Dr. Holmes did his doctoral research in the same village in Samoa where Margaret Mead studied adolescent girls.
A past chair of WSU's anthropology department, Dr. Holmes taught at WSU from 1959 to 1990. He also authored numerous books.
"I took my first anthropology course from him in the early 1960s, and he was one of the most popular teachers," said Jerry Martin, director of the Lowell D. Holmes Museum of Anthropology at WSU. "He would have 500 to
600 students at each class. He had a tremendous effect on my life and is the reason I became an
In 1967, Dr. Holmes negotiated the split of the WSU department of anthropology from sociology and served as the first department chair.
He established the Museum of Anthropology and founded Lambda Alpha, the international honor society for anthropology students.
"There are chapters of Lambda Alpha in almost every major university in the country," Martin said.
In 1987, when a national debate over Mead's work went from anthropology circles to national talk shows such as "The Phil Donahue Show," Dr. Holmes published a book, "The Mead/Freeman Controversy & Beyond."
Dr. Holmes' book refuted Derek Freeman's book —"Margaret Mead and Samoa: the Making and Unmaking of an Anthropological Myth," which became a best-seller — as well as Mead.
Dr. Holmes claimed Freeman's work was shallow and that it wasn't so much an attack against Mead as American anthropology; and Mead — he told a Wichita Eagle reporter in 1987 — was "a populizer and many academians don't like popularizers.
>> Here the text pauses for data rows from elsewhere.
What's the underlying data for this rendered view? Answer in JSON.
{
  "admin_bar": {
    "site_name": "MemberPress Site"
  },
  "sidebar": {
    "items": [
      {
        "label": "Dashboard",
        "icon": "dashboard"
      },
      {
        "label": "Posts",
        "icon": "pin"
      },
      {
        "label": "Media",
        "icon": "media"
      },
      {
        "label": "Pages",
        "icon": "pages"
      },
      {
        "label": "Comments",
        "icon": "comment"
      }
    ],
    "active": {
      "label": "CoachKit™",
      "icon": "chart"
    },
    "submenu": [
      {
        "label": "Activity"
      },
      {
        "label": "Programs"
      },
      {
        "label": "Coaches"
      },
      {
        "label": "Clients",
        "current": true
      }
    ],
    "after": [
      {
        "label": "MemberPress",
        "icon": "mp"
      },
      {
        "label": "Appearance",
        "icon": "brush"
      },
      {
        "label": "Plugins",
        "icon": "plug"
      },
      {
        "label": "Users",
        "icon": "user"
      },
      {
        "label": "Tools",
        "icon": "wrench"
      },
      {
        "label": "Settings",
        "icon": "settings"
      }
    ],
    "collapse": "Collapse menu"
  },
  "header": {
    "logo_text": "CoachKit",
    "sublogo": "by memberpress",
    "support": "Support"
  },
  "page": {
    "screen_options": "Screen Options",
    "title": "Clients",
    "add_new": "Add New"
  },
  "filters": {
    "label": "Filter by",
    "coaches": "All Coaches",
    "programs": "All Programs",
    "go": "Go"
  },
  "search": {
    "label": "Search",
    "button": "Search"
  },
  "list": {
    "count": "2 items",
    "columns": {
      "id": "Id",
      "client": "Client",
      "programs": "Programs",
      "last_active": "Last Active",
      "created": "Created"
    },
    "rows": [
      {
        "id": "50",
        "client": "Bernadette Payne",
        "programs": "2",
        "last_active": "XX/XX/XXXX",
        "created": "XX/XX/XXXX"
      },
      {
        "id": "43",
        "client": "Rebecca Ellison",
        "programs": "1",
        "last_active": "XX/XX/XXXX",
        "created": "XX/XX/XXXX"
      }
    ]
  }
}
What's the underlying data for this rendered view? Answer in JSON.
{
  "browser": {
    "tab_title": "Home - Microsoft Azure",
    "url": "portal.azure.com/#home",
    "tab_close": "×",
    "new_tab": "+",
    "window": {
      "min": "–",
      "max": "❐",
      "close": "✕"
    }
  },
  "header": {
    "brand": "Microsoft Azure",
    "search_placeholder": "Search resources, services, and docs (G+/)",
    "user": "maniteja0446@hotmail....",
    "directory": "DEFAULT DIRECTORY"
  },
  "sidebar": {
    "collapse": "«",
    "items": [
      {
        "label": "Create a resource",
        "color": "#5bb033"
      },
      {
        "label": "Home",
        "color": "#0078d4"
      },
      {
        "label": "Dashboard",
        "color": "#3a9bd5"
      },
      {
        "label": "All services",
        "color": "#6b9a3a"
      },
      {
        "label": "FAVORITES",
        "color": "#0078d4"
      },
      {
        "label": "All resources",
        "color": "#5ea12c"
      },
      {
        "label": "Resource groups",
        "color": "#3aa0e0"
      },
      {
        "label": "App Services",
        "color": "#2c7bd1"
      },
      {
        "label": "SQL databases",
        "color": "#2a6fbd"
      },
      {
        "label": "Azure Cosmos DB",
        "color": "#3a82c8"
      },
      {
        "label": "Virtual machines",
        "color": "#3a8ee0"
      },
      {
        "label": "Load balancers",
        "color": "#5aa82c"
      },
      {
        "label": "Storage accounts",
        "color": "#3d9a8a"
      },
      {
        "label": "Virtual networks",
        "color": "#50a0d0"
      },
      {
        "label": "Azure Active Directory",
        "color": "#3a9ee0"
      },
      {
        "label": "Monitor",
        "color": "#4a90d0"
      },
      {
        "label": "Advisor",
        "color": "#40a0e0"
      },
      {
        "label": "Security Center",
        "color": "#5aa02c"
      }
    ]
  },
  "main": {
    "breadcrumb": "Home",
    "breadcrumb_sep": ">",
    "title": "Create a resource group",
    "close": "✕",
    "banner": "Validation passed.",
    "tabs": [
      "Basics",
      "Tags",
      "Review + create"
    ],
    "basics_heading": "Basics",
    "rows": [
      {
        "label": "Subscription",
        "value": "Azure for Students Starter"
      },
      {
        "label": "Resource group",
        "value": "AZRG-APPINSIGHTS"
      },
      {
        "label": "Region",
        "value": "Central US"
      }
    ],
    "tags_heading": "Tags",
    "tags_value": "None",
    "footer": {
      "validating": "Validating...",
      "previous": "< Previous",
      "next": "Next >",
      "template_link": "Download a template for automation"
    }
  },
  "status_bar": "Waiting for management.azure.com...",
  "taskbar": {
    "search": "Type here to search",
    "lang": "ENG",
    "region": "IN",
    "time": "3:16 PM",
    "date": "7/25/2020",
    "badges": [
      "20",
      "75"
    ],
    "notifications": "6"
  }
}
She was very popular, and she made a lot of money."
In 1990, when Dr. Holmes retired, he received the National Distinguished Teaching Award from the National Association of Student Anthropology. And, in 1968, he received the Kansas Regents Excellence in Teaching Award.
"He was a truth seeker," said Arthur Rohn, a retired WSU anthropology professor. "He went out to try to expand on what Margaret Mead did, add to what she did and straighten out the things he disagreed with. What made him remarkable was his expression of ideas and his steadiness. He was always trying to get the truth out of a matter."
Dr. Holmes wasn't afraid of taking on university officials when they threatened departmental cutbacks.
In 1990, he took on then-WSU president Warren Armstrong saying he feared WSU was becoming "a kind of technical trade school that is training people for jobs without educating them."
Dr. Holmes is survived by his wife, Ellen, and five children.